Lesson Plan - Get It!
- What is represented by this and that in the image above?
Without a noun attached or referenced to this and that, it can be very hard to tell.
Let's learn a bit more about these little words with a big meaning known as determiners!
In grammar, a determiner is a word that comes in front of a noun and indicates the number of that noun, or clarifies to what the noun is referring.
There are four main types of determiners:
The words a, an, and the tell if a noun is specific or not.
When a noun is specific, it has either been previously mentioned or referenced, is unique, or is being distinctly mentioned by the author or speaker.
- What is the difference between a chair and the chair?
A chair could be any chair; it doesn't matter which. However, if someone told you the hat was on the chair; it would indicate a specific chair.

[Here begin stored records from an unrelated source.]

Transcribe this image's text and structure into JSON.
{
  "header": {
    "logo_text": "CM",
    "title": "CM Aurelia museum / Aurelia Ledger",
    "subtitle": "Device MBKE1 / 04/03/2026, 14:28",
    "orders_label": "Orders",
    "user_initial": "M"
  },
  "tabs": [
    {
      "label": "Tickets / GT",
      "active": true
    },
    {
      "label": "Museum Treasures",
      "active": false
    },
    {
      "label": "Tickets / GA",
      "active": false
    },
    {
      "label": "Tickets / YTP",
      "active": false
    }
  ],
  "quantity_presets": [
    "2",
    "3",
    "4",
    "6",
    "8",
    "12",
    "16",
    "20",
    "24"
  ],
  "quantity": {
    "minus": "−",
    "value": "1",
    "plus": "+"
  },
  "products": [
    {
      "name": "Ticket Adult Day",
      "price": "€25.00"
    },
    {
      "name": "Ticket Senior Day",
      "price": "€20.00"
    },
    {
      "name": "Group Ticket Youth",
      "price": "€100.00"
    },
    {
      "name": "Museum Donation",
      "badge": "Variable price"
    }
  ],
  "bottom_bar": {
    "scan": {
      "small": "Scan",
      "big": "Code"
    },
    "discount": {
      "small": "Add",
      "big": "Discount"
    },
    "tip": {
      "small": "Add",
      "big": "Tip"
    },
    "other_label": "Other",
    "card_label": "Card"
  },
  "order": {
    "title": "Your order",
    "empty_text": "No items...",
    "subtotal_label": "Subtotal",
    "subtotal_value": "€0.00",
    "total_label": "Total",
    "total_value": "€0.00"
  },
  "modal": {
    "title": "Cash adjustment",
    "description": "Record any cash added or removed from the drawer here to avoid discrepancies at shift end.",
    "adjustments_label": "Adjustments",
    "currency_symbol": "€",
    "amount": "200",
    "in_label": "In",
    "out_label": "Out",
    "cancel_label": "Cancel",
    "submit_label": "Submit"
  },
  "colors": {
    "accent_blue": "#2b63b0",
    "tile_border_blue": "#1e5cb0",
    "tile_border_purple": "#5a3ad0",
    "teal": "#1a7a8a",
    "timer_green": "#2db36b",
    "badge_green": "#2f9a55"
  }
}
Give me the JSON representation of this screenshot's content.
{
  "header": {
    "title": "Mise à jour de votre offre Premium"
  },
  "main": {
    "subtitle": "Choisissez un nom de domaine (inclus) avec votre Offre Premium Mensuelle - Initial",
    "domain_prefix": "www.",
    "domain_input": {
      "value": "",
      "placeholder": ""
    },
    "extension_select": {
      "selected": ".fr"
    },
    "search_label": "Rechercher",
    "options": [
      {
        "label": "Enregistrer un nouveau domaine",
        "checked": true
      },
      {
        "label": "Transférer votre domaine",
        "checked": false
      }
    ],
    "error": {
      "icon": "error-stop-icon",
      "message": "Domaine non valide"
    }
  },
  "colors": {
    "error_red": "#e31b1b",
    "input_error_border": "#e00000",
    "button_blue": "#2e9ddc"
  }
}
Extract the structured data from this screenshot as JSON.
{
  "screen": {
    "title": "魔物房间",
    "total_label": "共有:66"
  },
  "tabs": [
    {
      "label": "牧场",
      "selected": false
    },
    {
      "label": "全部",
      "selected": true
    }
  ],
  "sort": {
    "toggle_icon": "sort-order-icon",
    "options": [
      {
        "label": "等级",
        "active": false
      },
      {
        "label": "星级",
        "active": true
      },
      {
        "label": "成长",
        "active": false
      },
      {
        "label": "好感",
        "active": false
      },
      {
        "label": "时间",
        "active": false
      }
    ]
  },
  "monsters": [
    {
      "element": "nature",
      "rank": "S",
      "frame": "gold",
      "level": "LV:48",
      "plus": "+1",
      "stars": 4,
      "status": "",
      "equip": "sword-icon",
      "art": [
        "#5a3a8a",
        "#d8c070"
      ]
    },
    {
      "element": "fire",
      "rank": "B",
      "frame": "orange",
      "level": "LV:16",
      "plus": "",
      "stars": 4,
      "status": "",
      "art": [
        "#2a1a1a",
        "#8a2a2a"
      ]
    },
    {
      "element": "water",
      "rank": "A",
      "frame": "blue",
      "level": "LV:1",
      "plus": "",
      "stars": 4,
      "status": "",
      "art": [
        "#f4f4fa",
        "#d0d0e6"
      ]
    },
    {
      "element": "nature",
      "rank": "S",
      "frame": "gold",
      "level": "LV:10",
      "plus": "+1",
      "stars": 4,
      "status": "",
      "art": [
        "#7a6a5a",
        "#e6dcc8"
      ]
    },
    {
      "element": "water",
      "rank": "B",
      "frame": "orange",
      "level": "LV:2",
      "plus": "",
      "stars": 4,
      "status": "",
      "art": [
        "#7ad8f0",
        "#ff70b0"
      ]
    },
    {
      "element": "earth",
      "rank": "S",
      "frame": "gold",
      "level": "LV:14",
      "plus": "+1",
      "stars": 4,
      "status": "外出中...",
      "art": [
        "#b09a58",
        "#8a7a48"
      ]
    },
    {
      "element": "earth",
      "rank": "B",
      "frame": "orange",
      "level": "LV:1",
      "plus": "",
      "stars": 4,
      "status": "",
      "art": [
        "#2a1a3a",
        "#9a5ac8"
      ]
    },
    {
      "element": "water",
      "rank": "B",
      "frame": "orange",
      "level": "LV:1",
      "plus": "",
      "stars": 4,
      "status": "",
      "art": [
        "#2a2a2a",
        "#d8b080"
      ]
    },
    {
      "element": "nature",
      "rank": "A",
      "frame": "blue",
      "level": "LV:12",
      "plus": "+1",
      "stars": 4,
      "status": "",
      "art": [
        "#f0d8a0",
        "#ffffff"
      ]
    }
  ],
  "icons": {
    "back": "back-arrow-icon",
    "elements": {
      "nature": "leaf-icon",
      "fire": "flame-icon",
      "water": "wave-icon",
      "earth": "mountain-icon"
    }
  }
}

Demonstratives help determine where the noun is in relation to the author or speaker.
The relationship can be one of physical location, physical closeness, or distance in time. This, that, these, and those are demonstratives.
Read these two sentences:
This is the chair I left it in.
Put it in that chair over there.
- Do you notice a distinction?
Typically, one wouldn't refer to something as this something if it weren't near to them in some way.
Imagine someone saying "This car is mine," but referring to one three rows away in a parking lot. That wouldn't make much sense!
In the second example, it is clear that the speaker is referring to a chair that is further away because of the additional information over there.
These determiners indicate who or what owns the noun to which they are attached.
Sometimes called possessive adjectives, the possessive determiners are: my, your, his, her, its, our, their, and whose.
Tricky question alert!
Take a look at these two examples:
Look at this tiny house for a hamster. It's even got a tiny chair!
This is the hamster's tiny house. Its chair is in the corner.
- What is the difference here?
You may have noticed in the second example, the its doesn't have an apostrophe. That's because it is not a contraction. It's only means it is, whereas its is the possessive form for it.
Quantifiers specify an amount or quantity of the noun to which they're attached.
Numbers are quantifiers, like in the phrase two dogs. However this category also includes general ideas of amounts, like many or few.
- Would you say "there are less chairs in this room," or "there are fewer chairs in this room"?
Learning to use quantifiers appropriately can be a little tricky.
If you said fewer in the example above, you're right! Typically speaking, fewer is used when referring to nouns that can actually be counted, like chairs.
Less is used when the noun is a little more abstract, meaning it isn't something that can be counted. For example, you can have fewer problems, but you would have less trouble.
To review this information and explore a bit further, check out Determiners (Parts of Speech) from Grammar Monster:
- Ready to check what you know?
Let's move on to the Got It? section to see how well you know your determiners!